** Dataset rows for apps and sites **
━━━━

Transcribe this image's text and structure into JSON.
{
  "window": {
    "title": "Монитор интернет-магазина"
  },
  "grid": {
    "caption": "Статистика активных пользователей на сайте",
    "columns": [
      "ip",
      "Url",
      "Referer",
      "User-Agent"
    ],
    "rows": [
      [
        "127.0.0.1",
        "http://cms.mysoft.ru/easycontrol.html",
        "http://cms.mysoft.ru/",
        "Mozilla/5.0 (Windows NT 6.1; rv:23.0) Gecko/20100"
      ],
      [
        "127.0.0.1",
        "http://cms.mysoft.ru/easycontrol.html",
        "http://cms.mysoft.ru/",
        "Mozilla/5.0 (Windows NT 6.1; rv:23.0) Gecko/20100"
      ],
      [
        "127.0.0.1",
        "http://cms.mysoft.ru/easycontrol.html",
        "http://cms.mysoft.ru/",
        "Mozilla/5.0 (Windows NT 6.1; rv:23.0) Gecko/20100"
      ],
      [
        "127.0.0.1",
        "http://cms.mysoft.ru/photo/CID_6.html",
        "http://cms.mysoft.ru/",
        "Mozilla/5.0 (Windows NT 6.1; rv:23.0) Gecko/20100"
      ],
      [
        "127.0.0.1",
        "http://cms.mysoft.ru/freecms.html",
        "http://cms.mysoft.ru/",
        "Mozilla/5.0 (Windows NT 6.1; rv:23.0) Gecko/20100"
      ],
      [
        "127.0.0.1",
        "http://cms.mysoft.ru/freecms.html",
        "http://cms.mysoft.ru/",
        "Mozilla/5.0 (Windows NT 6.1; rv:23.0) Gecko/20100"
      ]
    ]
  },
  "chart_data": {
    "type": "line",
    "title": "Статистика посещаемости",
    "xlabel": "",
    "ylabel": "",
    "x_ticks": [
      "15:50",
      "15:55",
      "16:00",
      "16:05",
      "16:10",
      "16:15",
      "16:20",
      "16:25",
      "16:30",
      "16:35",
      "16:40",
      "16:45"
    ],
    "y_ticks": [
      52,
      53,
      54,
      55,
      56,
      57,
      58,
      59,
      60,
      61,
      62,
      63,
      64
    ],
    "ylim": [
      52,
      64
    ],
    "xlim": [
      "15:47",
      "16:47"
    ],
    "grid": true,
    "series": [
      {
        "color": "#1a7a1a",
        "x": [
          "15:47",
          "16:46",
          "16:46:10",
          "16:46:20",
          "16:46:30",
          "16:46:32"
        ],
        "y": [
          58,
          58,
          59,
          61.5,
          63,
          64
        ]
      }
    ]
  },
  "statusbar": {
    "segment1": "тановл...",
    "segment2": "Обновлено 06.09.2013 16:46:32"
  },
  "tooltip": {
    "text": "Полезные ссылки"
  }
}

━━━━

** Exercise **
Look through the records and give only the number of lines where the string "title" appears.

** Task answer **
2